**TASK TO CARRY OUT**.
The only thing to send back is the number of lines below that hold the string "LoginComponent".

**SOURCE INFORMATION**.
########

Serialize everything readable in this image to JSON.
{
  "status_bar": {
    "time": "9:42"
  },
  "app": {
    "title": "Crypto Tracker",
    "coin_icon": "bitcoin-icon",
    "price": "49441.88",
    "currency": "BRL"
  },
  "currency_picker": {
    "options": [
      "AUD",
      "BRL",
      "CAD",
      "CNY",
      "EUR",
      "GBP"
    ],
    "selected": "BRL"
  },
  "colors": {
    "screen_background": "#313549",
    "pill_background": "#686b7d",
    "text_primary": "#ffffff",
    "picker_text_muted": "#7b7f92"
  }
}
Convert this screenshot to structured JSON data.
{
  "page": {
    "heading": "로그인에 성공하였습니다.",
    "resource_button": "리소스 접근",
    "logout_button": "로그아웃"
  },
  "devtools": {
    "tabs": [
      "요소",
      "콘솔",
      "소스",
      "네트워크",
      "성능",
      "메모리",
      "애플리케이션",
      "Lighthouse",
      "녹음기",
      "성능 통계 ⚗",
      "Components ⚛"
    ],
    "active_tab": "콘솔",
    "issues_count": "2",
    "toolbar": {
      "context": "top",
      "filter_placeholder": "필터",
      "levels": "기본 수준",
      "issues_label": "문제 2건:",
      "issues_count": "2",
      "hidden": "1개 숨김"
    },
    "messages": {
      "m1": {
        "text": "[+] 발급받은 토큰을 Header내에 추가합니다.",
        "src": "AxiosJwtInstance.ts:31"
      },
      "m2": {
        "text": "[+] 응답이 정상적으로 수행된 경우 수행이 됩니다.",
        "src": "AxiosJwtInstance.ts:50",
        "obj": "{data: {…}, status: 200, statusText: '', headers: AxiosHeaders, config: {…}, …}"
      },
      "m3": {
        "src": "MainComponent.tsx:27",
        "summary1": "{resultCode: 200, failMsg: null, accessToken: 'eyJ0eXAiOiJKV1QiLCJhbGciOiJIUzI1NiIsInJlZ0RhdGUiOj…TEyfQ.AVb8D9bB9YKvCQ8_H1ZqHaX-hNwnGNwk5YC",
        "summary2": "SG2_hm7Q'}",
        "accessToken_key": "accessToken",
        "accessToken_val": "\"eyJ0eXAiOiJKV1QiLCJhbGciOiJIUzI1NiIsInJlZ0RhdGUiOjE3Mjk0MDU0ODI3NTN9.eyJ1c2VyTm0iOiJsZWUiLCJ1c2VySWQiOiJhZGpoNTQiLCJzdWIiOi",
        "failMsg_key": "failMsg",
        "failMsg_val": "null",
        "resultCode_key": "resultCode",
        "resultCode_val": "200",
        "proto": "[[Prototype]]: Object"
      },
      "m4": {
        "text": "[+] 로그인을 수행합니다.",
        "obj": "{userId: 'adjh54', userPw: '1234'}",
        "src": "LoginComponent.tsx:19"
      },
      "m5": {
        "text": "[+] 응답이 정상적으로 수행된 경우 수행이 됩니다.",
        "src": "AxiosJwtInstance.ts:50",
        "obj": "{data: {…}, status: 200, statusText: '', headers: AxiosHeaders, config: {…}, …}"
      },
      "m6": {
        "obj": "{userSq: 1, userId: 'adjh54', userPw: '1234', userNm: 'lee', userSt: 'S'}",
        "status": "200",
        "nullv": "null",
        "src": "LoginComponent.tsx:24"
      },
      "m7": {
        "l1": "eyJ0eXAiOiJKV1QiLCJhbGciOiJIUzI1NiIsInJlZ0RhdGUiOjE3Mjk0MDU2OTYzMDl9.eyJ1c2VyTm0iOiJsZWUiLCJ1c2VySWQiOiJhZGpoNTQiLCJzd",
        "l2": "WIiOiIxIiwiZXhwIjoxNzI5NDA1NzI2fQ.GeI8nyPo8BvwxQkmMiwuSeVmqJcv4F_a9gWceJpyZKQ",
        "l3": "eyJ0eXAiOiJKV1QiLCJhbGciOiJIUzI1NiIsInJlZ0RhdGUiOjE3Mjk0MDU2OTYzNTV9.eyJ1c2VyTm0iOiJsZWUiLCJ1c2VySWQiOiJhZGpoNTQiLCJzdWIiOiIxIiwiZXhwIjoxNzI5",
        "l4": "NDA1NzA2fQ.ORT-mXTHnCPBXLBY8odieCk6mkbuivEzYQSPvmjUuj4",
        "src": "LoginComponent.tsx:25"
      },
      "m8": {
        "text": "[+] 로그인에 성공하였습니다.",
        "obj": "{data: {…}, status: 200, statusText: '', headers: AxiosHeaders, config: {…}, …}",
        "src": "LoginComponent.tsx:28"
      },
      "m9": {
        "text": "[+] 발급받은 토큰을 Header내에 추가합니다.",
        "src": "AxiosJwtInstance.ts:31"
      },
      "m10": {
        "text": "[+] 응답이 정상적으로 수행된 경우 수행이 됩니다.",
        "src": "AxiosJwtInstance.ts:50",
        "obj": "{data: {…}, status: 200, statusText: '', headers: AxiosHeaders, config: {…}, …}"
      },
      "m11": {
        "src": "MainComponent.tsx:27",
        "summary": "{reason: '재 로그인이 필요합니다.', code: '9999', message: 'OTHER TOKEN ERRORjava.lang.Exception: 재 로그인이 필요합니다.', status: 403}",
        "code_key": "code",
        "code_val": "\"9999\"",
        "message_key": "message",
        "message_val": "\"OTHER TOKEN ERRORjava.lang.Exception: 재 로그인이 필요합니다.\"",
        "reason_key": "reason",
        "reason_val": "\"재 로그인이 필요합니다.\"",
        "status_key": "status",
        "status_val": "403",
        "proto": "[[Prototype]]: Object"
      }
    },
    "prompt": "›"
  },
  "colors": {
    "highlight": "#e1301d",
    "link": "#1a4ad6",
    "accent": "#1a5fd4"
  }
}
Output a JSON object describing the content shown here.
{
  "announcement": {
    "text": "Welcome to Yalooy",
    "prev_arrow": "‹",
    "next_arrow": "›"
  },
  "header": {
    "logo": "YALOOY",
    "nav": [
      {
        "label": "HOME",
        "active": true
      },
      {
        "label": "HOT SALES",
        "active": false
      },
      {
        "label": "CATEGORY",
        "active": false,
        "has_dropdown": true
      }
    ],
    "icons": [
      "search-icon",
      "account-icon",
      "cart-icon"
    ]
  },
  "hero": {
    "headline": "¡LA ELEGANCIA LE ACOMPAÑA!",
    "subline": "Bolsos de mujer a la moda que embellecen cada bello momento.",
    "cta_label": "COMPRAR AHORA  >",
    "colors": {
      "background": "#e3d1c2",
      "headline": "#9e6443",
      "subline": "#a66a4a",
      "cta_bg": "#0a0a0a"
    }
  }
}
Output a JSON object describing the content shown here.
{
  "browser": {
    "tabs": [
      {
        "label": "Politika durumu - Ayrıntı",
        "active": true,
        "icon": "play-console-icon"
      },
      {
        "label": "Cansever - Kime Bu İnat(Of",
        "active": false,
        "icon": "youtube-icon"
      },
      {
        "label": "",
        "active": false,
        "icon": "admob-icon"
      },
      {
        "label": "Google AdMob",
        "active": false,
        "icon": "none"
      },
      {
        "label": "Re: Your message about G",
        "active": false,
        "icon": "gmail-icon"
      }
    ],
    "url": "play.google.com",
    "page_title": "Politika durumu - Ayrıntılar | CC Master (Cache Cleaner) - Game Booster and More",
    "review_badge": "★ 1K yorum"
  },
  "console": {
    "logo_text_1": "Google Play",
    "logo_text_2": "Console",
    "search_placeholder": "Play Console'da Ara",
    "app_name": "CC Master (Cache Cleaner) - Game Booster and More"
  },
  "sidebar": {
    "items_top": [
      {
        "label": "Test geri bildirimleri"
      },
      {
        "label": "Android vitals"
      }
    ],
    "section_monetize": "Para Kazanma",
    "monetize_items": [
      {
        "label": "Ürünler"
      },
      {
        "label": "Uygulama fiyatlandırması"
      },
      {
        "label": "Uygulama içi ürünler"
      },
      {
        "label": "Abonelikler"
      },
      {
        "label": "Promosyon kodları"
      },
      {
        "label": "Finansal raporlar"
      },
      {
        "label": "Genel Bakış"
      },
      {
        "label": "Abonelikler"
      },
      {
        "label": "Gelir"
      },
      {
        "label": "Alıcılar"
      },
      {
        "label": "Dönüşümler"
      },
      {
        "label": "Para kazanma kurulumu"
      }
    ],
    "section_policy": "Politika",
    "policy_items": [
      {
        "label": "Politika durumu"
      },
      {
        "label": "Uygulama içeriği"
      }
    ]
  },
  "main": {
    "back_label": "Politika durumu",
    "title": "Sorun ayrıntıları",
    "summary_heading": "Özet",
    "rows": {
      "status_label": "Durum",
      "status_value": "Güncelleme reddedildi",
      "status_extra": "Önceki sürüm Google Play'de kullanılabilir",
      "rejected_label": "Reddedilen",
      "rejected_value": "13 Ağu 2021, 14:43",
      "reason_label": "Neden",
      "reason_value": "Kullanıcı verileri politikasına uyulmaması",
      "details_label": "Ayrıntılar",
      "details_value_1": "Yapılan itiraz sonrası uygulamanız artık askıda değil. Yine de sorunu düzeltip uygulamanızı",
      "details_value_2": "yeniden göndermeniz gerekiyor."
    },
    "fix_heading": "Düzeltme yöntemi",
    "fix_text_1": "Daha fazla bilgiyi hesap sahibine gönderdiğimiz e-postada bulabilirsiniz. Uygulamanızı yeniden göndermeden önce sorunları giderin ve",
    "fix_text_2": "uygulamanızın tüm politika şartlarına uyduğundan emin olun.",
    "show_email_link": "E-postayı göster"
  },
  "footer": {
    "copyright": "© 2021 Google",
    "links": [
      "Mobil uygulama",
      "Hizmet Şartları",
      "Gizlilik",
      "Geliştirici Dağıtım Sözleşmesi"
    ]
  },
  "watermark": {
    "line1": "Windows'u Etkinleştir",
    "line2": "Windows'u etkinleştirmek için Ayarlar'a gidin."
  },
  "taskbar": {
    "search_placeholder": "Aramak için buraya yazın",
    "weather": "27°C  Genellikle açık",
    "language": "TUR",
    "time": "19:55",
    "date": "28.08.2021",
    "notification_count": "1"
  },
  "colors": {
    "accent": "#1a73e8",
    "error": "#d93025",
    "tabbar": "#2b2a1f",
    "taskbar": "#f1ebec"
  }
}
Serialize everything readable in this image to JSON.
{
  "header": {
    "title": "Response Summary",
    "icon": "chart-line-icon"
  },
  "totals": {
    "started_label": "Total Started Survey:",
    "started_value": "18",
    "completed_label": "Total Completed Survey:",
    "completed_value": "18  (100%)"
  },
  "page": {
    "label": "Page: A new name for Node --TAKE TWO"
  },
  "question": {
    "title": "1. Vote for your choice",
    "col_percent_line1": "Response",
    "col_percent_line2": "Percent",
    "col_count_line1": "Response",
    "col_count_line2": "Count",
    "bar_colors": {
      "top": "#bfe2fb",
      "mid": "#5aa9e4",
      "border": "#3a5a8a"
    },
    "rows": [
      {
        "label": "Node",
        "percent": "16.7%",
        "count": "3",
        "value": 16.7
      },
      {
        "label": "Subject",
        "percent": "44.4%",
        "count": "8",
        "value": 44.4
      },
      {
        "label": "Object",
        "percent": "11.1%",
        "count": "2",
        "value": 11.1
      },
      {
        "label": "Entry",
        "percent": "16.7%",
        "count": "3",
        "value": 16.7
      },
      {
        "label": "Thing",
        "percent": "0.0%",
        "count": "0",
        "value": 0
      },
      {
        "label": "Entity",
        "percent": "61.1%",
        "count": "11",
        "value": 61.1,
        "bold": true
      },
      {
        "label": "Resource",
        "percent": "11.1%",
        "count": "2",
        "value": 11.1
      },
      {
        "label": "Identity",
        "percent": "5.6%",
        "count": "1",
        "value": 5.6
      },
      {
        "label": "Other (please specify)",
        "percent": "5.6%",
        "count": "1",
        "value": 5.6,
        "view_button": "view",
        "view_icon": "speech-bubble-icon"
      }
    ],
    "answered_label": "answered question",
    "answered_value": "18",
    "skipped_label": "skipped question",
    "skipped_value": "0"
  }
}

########

**WORKED SOLUTION**.
4